Published on PsychCentral.com. All rights reserved.

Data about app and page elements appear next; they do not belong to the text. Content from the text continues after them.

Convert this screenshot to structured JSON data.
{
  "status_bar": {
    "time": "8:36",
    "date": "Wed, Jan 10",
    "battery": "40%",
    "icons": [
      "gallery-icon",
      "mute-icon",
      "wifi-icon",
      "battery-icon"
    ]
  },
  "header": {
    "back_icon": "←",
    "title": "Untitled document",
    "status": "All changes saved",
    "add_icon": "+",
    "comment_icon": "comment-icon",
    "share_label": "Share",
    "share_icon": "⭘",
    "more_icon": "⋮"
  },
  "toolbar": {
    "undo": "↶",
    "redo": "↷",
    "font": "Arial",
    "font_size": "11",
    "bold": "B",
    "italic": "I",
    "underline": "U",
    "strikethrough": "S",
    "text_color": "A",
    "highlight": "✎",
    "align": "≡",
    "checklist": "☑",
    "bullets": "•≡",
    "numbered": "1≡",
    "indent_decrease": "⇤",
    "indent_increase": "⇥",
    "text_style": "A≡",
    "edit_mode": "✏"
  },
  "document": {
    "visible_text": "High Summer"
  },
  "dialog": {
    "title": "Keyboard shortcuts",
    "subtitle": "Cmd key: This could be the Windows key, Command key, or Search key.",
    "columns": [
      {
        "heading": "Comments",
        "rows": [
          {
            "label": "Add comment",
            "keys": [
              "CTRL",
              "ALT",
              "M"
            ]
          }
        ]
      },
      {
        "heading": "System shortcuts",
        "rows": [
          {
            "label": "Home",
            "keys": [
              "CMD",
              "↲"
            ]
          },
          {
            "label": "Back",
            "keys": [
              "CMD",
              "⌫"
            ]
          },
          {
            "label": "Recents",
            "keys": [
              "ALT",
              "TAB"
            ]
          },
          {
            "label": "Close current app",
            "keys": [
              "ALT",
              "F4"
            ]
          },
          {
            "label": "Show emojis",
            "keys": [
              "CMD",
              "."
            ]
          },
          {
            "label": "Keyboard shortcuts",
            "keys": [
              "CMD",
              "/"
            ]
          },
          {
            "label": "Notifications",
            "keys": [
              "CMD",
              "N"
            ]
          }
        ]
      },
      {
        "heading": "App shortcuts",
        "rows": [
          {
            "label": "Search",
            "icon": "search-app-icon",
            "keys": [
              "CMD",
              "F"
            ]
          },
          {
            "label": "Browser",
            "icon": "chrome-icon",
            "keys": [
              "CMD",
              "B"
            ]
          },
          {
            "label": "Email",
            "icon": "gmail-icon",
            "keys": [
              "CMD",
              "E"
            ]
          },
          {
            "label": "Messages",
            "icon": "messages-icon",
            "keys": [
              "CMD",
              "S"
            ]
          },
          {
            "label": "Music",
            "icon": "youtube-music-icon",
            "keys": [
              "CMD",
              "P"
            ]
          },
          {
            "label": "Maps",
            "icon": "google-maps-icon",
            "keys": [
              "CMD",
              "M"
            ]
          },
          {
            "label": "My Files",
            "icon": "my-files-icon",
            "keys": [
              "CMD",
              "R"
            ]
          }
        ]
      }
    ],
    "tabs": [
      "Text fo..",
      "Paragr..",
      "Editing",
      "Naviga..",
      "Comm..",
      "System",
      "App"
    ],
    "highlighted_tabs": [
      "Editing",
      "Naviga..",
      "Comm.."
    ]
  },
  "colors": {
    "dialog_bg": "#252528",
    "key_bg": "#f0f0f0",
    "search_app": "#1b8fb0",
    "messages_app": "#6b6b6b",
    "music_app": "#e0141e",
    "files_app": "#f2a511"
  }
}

Grohol, J. (2005). Positive Thinking the Key to a Longer Life?. Psych Central. Retrieved on September 20, 2014, from http://psychcentral.com/blog/archives/2005/10/27/positive-thinking-the-key-to-a-longer-life/